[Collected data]
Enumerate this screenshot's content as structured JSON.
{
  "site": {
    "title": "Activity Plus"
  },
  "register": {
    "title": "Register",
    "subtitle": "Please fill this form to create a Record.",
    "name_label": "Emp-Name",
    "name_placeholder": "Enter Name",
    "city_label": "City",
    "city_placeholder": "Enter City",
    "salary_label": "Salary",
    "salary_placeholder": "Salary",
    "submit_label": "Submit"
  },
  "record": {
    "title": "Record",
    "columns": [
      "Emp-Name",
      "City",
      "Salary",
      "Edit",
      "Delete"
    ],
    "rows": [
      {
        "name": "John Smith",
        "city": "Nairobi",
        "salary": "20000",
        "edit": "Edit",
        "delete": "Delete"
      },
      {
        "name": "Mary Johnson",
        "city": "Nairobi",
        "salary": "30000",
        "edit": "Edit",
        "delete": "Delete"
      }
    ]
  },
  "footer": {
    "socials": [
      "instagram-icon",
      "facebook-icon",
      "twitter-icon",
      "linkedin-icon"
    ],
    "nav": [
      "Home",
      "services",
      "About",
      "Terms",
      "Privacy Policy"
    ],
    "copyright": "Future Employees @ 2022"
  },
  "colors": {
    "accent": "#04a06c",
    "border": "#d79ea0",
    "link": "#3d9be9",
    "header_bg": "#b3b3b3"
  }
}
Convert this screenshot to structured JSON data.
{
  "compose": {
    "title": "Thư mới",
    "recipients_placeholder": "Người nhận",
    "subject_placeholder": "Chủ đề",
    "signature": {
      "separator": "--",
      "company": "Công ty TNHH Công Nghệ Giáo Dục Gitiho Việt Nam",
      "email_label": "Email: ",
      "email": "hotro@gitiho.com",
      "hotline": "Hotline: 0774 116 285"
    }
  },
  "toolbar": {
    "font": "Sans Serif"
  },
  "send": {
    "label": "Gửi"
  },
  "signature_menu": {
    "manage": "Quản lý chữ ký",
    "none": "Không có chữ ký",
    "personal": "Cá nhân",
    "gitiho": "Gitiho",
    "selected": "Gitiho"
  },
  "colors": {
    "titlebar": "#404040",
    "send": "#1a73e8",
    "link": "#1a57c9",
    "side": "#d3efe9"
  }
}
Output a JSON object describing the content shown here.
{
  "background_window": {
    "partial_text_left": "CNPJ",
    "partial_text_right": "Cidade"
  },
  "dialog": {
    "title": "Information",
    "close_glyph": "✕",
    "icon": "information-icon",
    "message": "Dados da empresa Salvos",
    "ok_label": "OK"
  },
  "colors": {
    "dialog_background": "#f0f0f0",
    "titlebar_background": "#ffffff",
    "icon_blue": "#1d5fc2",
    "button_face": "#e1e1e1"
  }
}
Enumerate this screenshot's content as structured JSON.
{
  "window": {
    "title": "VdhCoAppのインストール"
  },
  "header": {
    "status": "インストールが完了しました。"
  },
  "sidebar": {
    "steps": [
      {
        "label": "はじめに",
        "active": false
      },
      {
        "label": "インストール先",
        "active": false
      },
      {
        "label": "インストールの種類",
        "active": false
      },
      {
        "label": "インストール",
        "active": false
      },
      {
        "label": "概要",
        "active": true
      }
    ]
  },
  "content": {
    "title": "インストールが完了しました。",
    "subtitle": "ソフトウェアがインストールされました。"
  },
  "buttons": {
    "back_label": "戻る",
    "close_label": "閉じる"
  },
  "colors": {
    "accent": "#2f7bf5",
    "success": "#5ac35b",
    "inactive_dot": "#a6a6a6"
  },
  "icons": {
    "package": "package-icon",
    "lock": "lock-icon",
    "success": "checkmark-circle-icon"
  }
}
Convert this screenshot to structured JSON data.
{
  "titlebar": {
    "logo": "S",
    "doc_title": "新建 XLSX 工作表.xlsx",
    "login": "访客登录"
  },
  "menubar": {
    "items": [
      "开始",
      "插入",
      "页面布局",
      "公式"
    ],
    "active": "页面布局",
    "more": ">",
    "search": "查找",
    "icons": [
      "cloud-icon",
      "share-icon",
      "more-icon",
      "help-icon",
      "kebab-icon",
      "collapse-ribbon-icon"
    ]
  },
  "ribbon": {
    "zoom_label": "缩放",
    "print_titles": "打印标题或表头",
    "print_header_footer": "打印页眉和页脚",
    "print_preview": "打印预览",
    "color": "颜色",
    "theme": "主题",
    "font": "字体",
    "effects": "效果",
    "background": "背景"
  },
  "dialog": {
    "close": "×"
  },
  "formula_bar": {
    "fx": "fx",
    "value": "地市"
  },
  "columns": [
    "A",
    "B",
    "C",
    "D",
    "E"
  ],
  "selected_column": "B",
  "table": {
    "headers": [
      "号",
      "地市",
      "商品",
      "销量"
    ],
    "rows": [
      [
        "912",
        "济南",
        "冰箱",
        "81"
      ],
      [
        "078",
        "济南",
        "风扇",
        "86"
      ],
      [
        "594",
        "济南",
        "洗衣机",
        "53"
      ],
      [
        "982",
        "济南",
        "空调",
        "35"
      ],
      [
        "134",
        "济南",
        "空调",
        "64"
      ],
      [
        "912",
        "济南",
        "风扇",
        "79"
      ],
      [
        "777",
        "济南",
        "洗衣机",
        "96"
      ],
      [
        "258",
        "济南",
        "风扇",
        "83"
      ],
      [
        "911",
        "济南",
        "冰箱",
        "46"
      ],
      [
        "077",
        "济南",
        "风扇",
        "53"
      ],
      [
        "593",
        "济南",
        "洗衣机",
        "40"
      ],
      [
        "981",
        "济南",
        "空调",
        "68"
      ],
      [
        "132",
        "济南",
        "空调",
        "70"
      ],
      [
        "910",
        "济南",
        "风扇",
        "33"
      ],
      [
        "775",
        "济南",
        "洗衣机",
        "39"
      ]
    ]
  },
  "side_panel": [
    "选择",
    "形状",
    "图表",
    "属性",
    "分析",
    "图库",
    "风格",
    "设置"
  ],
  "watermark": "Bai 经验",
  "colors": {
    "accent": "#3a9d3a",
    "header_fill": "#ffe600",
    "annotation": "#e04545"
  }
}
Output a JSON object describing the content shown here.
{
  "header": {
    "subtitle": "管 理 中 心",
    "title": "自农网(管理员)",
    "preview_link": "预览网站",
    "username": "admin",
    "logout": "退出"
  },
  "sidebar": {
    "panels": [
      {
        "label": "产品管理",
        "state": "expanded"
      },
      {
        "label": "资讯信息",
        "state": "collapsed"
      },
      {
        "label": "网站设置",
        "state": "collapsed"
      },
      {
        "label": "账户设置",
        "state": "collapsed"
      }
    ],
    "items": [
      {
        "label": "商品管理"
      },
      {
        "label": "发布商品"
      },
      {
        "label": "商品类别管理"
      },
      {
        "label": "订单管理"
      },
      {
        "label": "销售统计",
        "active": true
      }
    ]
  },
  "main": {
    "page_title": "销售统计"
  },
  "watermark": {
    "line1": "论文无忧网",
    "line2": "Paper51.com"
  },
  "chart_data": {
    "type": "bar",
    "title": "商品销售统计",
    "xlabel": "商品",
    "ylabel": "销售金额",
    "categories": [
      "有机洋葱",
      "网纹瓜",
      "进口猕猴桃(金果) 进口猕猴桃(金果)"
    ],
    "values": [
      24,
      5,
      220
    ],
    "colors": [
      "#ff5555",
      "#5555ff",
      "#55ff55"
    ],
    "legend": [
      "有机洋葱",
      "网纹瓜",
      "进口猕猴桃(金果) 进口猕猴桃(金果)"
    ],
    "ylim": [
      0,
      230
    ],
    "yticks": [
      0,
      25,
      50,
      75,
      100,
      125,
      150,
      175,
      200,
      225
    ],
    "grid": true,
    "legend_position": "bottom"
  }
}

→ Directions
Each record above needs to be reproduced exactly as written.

→ Solution to this problem
Enumerate this screenshot's content as structured JSON.
{
  "site": {
    "title": "Activity Plus"
  },
  "register": {
    "title": "Register",
    "subtitle": "Please fill this form to create a Record.",
    "name_label": "Emp-Name",
    "name_placeholder": "Enter Name",
    "city_label": "City",
    "city_placeholder": "Enter City",
    "salary_label": "Salary",
    "salary_placeholder": "Salary",
    "submit_label": "Submit"
  },
  "record": {
    "title": "Record",
    "columns": [
      "Emp-Name",
      "City",
      "Salary",
      "Edit",
      "Delete"
    ],
    "rows": [
      {
        "name": "John Smith",
        "city": "Nairobi",
        "salary": "20000",
        "edit": "Edit",
        "delete": "Delete"
      },
      {
        "name": "Mary Johnson",
        "city": "Nairobi",
        "salary": "30000",
        "edit": "Edit",
        "delete": "Delete"
      }
    ]
  },
  "footer": {
    "socials": [
      "instagram-icon",
      "facebook-icon",
      "twitter-icon",
      "linkedin-icon"
    ],
    "nav": [
      "Home",
      "services",
      "About",
      "Terms",
      "Privacy Policy"
    ],
    "copyright": "Future Employees @ 2022"
  },
  "colors": {
    "accent": "#04a06c",
    "border": "#d79ea0",
    "link": "#3d9be9",
    "header_bg": "#b3b3b3"
  }
}
Convert this screenshot to structured JSON data.
{
  "compose": {
    "title": "Thư mới",
    "recipients_placeholder": "Người nhận",
    "subject_placeholder": "Chủ đề",
    "signature": {
      "separator": "--",
      "company": "Công ty TNHH Công Nghệ Giáo Dục Gitiho Việt Nam",
      "email_label": "Email: ",
      "email": "hotro@gitiho.com",
      "hotline": "Hotline: 0774 116 285"
    }
  },
  "toolbar": {
    "font": "Sans Serif"
  },
  "send": {
    "label": "Gửi"
  },
  "signature_menu": {
    "manage": "Quản lý chữ ký",
    "none": "Không có chữ ký",
    "personal": "Cá nhân",
    "gitiho": "Gitiho",
    "selected": "Gitiho"
  },
  "colors": {
    "titlebar": "#404040",
    "send": "#1a73e8",
    "link": "#1a57c9",
    "side": "#d3efe9"
  }
}
Output a JSON object describing the content shown here.
{
  "background_window": {
    "partial_text_left": "CNPJ",
    "partial_text_right": "Cidade"
  },
  "dialog": {
    "title": "Information",
    "close_glyph": "✕",
    "icon": "information-icon",
    "message": "Dados da empresa Salvos",
    "ok_label": "OK"
  },
  "colors": {
    "dialog_background": "#f0f0f0",
    "titlebar_background": "#ffffff",
    "icon_blue": "#1d5fc2",
    "button_face": "#e1e1e1"
  }
}
Enumerate this screenshot's content as structured JSON.
{
  "window": {
    "title": "VdhCoAppのインストール"
  },
  "header": {
    "status": "インストールが完了しました。"
  },
  "sidebar": {
    "steps": [
      {
        "label": "はじめに",
        "active": false
      },
      {
        "label": "インストール先",
        "active": false
      },
      {
        "label": "インストールの種類",
        "active": false
      },
      {
        "label": "インストール",
        "active": false
      },
      {
        "label": "概要",
        "active": true
      }
    ]
  },
  "content": {
    "title": "インストールが完了しました。",
    "subtitle": "ソフトウェアがインストールされました。"
  },
  "buttons": {
    "back_label": "戻る",
    "close_label": "閉じる"
  },
  "colors": {
    "accent": "#2f7bf5",
    "success": "#5ac35b",
    "inactive_dot": "#a6a6a6"
  },
  "icons": {
    "package": "package-icon",
    "lock": "lock-icon",
    "success": "checkmark-circle-icon"
  }
}
Convert this screenshot to structured JSON data.
{
  "titlebar": {
    "logo": "S",
    "doc_title": "新建 XLSX 工作表.xlsx",
    "login": "访客登录"
  },
  "menubar": {
    "items": [
      "开始",
      "插入",
      "页面布局",
      "公式"
    ],
    "active": "页面布局",
    "more": ">",
    "search": "查找",
    "icons": [
      "cloud-icon",
      "share-icon",
      "more-icon",
      "help-icon",
      "kebab-icon",
      "collapse-ribbon-icon"
    ]
  },
  "ribbon": {
    "zoom_label": "缩放",
    "print_titles": "打印标题或表头",
    "print_header_footer": "打印页眉和页脚",
    "print_preview": "打印预览",
    "color": "颜色",
    "theme": "主题",
    "font": "字体",
    "effects": "效果",
    "background": "背景"
  },
  "dialog": {
    "close": "×"
  },
  "formula_bar": {
    "fx": "fx",
    "value": "地市"
  },
  "columns": [
    "A",
    "B",
    "C",
    "D",
    "E"
  ],
  "selected_column": "B",
  "table": {
    "headers": [
      "号",
      "地市",
      "商品",
      "销量"
    ],
    "rows": [
      [
        "912",
        "济南",
        "冰箱",
        "81"
      ],
      [
        "078",
        "济南",
        "风扇",
        "86"
      ],
      [
        "594",
        "济南",
        "洗衣机",
        "53"
      ],
      [
        "982",
        "济南",
        "空调",
        "35"
      ],
      [
        "134",
        "济南",
        "空调",
        "64"
      ],
      [
        "912",
        "济南",
        "风扇",
        "79"
      ],
      [
        "777",
        "济南",
        "洗衣机",
        "96"
      ],
      [
        "258",
        "济南",
        "风扇",
        "83"
      ],
      [
        "911",
        "济南",
        "冰箱",
        "46"
      ],
      [
        "077",
        "济南",
        "风扇",
        "53"
      ],
      [
        "593",
        "济南",
        "洗衣机",
        "40"
      ],
      [
        "981",
        "济南",
        "空调",
        "68"
      ],
      [
        "132",
        "济南",
        "空调",
        "70"
      ],
      [
        "910",
        "济南",
        "风扇",
        "33"
      ],
      [
        "775",
        "济南",
        "洗衣机",
        "39"
      ]
    ]
  },
  "side_panel": [
    "选择",
    "形状",
    "图表",
    "属性",
    "分析",
    "图库",
    "风格",
    "设置"
  ],
  "watermark": "Bai 经验",
  "colors": {
    "accent": "#3a9d3a",
    "header_fill": "#ffe600",
    "annotation": "#e04545"
  }
}
Output a JSON object describing the content shown here.
{
  "header": {
    "subtitle": "管 理 中 心",
    "title": "自农网(管理员)",
    "preview_link": "预览网站",
    "username": "admin",
    "logout": "退出"
  },
  "sidebar": {
    "panels": [
      {
        "label": "产品管理",
        "state": "expanded"
      },
      {
        "label": "资讯信息",
        "state": "collapsed"
      },
      {
        "label": "网站设置",
        "state": "collapsed"
      },
      {
        "label": "账户设置",
        "state": "collapsed"
      }
    ],
    "items": [
      {
        "label": "商品管理"
      },
      {
        "label": "发布商品"
      },
      {
        "label": "商品类别管理"
      },
      {
        "label": "订单管理"
      },
      {
        "label": "销售统计",
        "active": true
      }
    ]
  },
  "main": {
    "page_title": "销售统计"
  },
  "watermark": {
    "line1": "论文无忧网",
    "line2": "Paper51.com"
  },
  "chart_data": {
    "type": "bar",
    "title": "商品销售统计",
    "xlabel": "商品",
    "ylabel": "销售金额",
    "categories": [
      "有机洋葱",
      "网纹瓜",
      "进口猕猴桃(金果) 进口猕猴桃(金果)"
    ],
    "values": [
      24,
      5,
      220
    ],
    "colors": [
      "#ff5555",
      "#5555ff",
      "#55ff55"
    ],
    "legend": [
      "有机洋葱",
      "网纹瓜",
      "进口猕猴桃(金果) 进口猕猴桃(金果)"
    ],
    "ylim": [
      0,
      230
    ],
    "yticks": [
      0,
      25,
      50,
      75,
      100,
      125,
      150,
      175,
      200,
      225
    ],
    "grid": true,
    "legend_position": "bottom"
  }
}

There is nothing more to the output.